Despite that she continued to dream, and was an excellent seamstress. After her siblings left the home it was time for her to go after her own dreams. She went to New York to go to school, and returned to Puerto Rico and opened who very own business in San Juan.
Rincón de Gautier was a firm believer in the women’s right to vote and was an active participant in the movement to get as many women registered to vote. When the law allowing women to vote was passed, Rincón de Gautier was the 5th woman to officially register.
In the children’s book, the magical coquí reappears after she married Jenaro Gautier. She and her husband were very active in civic duties in the community. In 1946, she ran for and was elected mayor of San Juan, Puerto Rico.
During her leadership, and her years serving San Juan she created jobs, and designed innovative public services and established the first pre-school centers called “Las Escuelas Maternales”, which would eventually become the model for the Head Start programs in the United States. She also created a a fund program to give poor children gifts during Christmas who would otherwise not receive any gifts.
She was eventually invited to the White House for her civic duties. During a convention she met the owner of Eastern Airlines. He insisted on giving her a gift, and she instead asked for a gift for the children of Puerto Rico. She asked him to deliver snow to Puerto Rico! Yes, snow! For three consecutive years the airline brought snow to Puerto Rico. Doña Fela wanted the children to have the unique experience of seeing snow.
The children’s book ends with Felisa thanking the coquí for granting all of her wishes. This is such a beautiful book on one of the most impressive woman of Puerto Rico’s history. She passed away at the age of 97 on September 16, 1994. I highly recommend this book, and it’s a must have in any children’s home library.
If you’re ever visiting Puerto Rico, make sure to check out the Casa Museo Fundación Felisa Rincón de Gautier a museum dedicated to the grand woman, or on your way to Old San Juan you’ll see these beautiful murals below:
This post is part of the Women’s History Month series hosted by Multicultural Kid Blogs. This year we are celebrating the contributions and accomplishments of women around the world. Follow along all month plus link up your own posts below! Don’t miss our series from last year, and find even more posts on our Women’s History board on Pinterest:
March 1 A Crafty Arab on Multicultural Kid Blogs
March 2 A Crafty Arab
March 3 The Art Curator for Kids
March 4 Kid World Citizen
March 7 Mama Smiles
March 8 Hispanic Mama
March 10 Peakle Pie
March 11 MommyMaestra
March 14 Crafty Moms Share
March 17Living Ideas
March 18 La Cité des Vents
March 24 All Done Monkey
March 25 The Art Curator for Kids on Multicultural Kid Blogs
March 28 Creative World of Varya
March 29 Family in Finland
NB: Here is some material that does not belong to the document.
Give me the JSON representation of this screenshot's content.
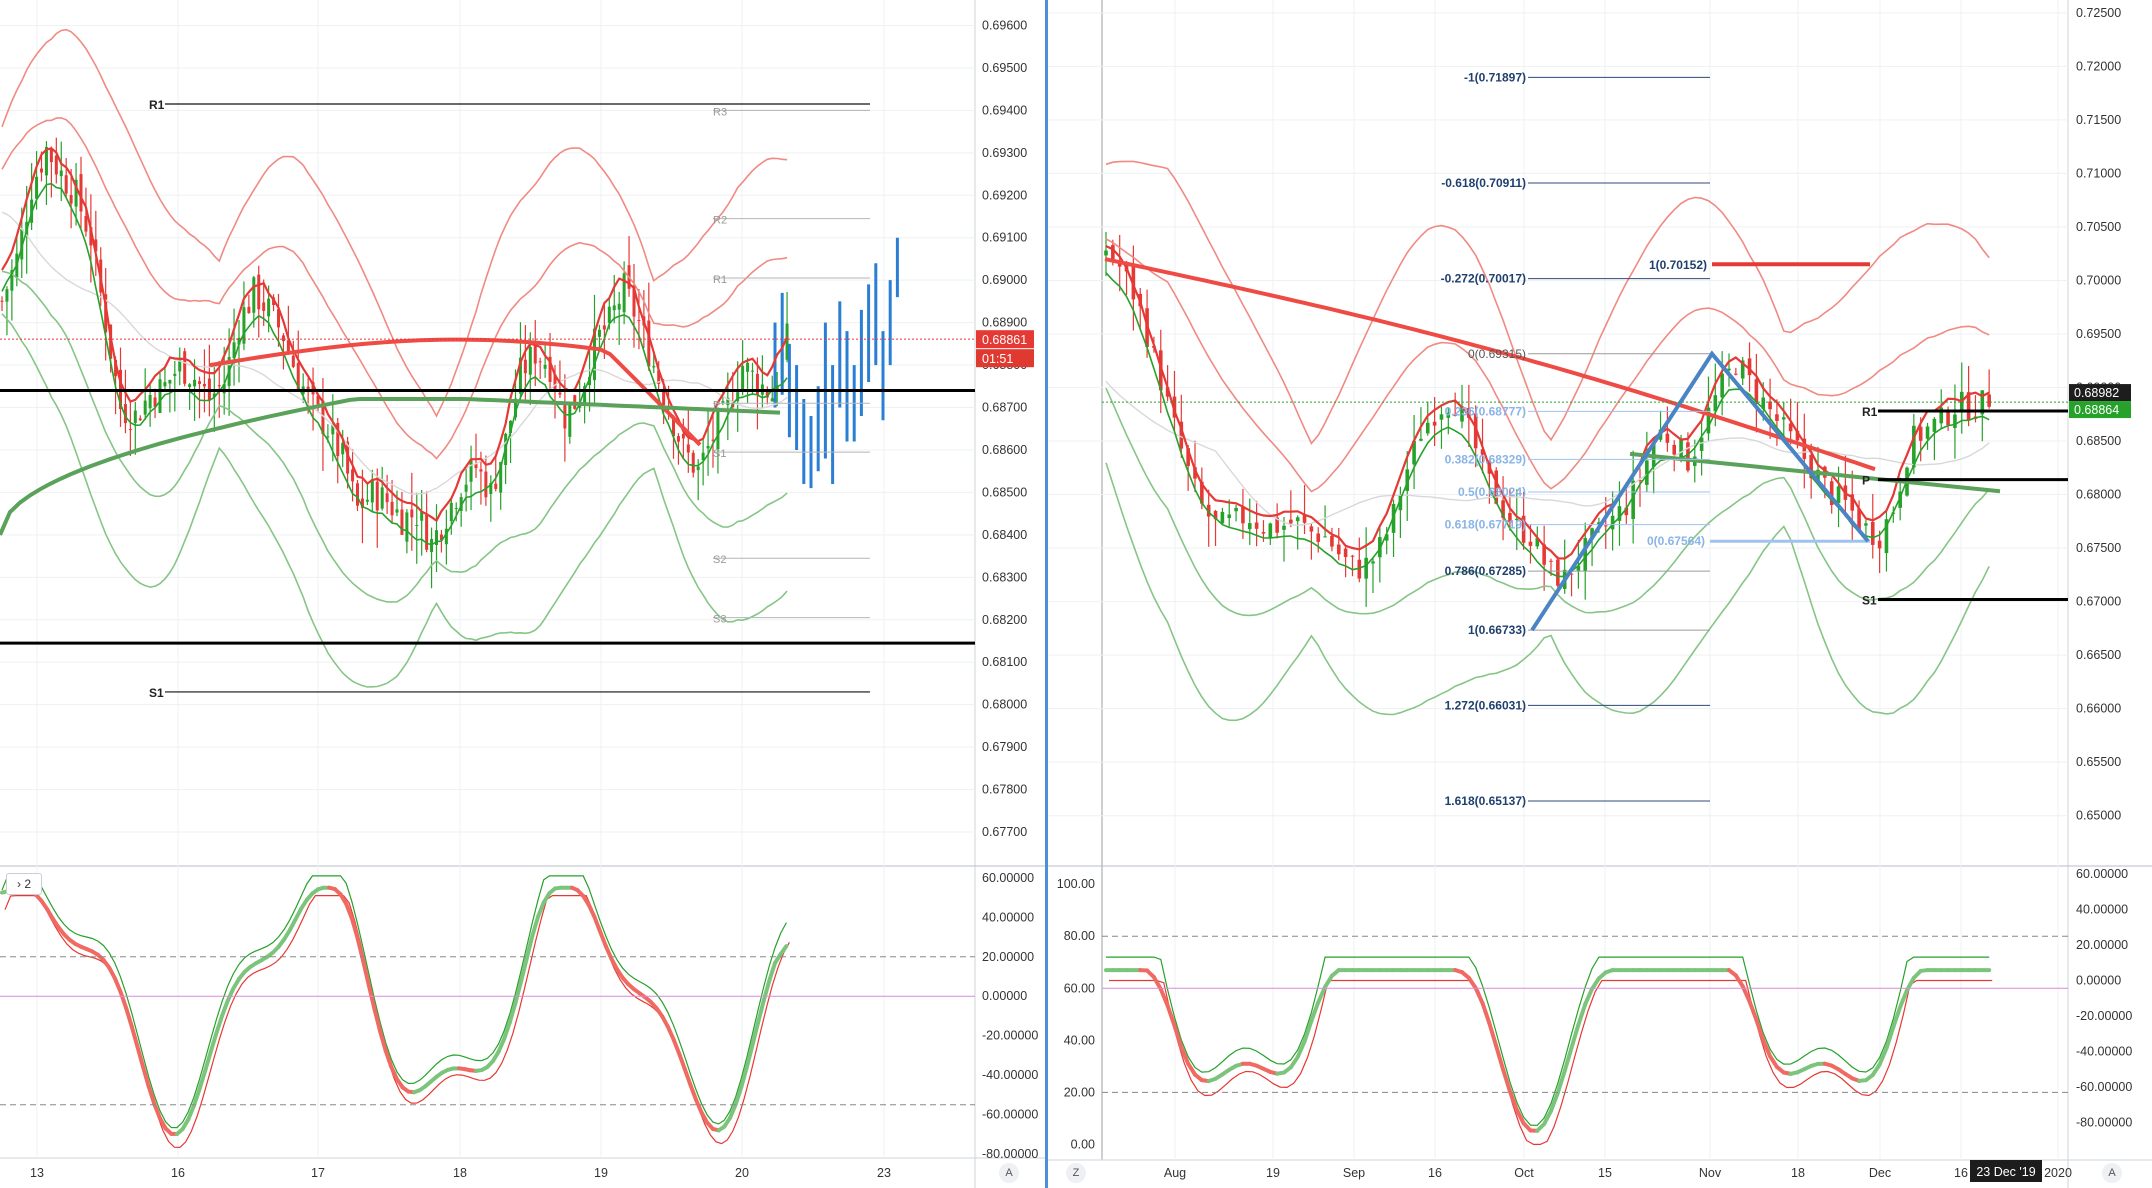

Wow, she sounds really amazing! I love that she asked for snow for the kids! I bet they loved it!
I’m really glad to learn about another role model for girls! Thanks so much for sharing at the Multicultural Children’s Book Day Linky!